§ Aim of the task:
Please print the data that follows, keeping every line exact.

+++ Given information +++

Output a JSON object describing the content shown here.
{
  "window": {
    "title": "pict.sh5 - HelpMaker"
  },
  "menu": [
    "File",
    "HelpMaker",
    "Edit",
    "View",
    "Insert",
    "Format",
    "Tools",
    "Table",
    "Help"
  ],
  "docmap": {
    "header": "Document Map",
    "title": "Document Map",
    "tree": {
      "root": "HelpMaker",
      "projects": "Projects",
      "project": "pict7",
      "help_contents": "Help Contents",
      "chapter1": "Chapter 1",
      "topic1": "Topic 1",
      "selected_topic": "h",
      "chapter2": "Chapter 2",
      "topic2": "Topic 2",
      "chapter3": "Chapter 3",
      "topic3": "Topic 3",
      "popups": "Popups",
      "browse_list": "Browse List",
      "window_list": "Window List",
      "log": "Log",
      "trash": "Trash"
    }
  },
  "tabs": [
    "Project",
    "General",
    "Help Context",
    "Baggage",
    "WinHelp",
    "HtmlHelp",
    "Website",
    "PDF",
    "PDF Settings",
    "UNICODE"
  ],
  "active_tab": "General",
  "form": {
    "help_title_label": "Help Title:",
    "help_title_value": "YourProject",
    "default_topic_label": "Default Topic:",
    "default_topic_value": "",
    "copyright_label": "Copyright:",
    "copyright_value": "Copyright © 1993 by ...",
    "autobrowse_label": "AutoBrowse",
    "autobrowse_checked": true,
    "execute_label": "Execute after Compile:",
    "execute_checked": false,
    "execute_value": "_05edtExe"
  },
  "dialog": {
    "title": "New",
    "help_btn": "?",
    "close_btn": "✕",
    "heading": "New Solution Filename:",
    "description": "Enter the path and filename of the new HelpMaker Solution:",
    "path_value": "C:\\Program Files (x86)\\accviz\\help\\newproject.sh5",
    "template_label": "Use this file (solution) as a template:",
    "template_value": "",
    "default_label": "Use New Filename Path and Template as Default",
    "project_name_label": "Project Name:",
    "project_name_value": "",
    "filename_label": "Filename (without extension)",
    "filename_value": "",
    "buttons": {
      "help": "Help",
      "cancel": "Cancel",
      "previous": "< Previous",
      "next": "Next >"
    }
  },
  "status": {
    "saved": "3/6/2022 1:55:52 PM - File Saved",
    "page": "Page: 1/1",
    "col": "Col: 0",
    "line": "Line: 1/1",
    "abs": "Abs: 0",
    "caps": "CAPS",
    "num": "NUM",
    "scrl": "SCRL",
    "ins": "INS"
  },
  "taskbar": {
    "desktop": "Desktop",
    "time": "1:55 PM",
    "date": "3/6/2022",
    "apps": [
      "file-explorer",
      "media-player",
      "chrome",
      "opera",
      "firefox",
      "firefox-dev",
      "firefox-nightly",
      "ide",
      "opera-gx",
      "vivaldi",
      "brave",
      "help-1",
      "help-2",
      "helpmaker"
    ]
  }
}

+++

§ Exercise result:
Output a JSON object describing the content shown here.
{
  "window": {
    "title": "pict.sh5 - HelpMaker"
  },
  "menu": [
    "File",
    "HelpMaker",
    "Edit",
    "View",
    "Insert",
    "Format",
    "Tools",
    "Table",
    "Help"
  ],
  "docmap": {
    "header": "Document Map",
    "title": "Document Map",
    "tree": {
      "root": "HelpMaker",
      "projects": "Projects",
      "project": "pict7",
      "help_contents": "Help Contents",
      "chapter1": "Chapter 1",
      "topic1": "Topic 1",
      "selected_topic": "h",
      "chapter2": "Chapter 2",
      "topic2": "Topic 2",
      "chapter3": "Chapter 3",
      "topic3": "Topic 3",
      "popups": "Popups",
      "browse_list": "Browse List",
      "window_list": "Window List",
      "log": "Log",
      "trash": "Trash"
    }
  },
  "tabs": [
    "Project",
    "General",
    "Help Context",
    "Baggage",
    "WinHelp",
    "HtmlHelp",
    "Website",
    "PDF",
    "PDF Settings",
    "UNICODE"
  ],
  "active_tab": "General",
  "form": {
    "help_title_label": "Help Title:",
    "help_title_value": "YourProject",
    "default_topic_label": "Default Topic:",
    "default_topic_value": "",
    "copyright_label": "Copyright:",
    "copyright_value": "Copyright © 1993 by ...",
    "autobrowse_label": "AutoBrowse",
    "autobrowse_checked": true,
    "execute_label": "Execute after Compile:",
    "execute_checked": false,
    "execute_value": "_05edtExe"
  },
  "dialog": {
    "title": "New",
    "help_btn": "?",
    "close_btn": "✕",
    "heading": "New Solution Filename:",
    "description": "Enter the path and filename of the new HelpMaker Solution:",
    "path_value": "C:\\Program Files (x86)\\accviz\\help\\newproject.sh5",
    "template_label": "Use this file (solution) as a template:",
    "template_value": "",
    "default_label": "Use New Filename Path and Template as Default",
    "project_name_label": "Project Name:",
    "project_name_value": "",
    "filename_label": "Filename (without extension)",
    "filename_value": "",
    "buttons": {
      "help": "Help",
      "cancel": "Cancel",
      "previous": "< Previous",
      "next": "Next >"
    }
  },
  "status": {
    "saved": "3/6/2022 1:55:52 PM - File Saved",
    "page": "Page: 1/1",
    "col": "Col: 0",
    "line": "Line: 1/1",
    "abs": "Abs: 0",
    "caps": "CAPS",
    "num": "NUM",
    "scrl": "SCRL",
    "ins": "INS"
  },
  "taskbar": {
    "desktop": "Desktop",
    "time": "1:55 PM",
    "date": "3/6/2022",
    "apps": [
      "file-explorer",
      "media-player",
      "chrome",
      "opera",
      "firefox",
      "firefox-dev",
      "firefox-nightly",
      "ide",
      "opera-gx",
      "vivaldi",
      "brave",
      "help-1",
      "help-2",
      "helpmaker"
    ]
  }
}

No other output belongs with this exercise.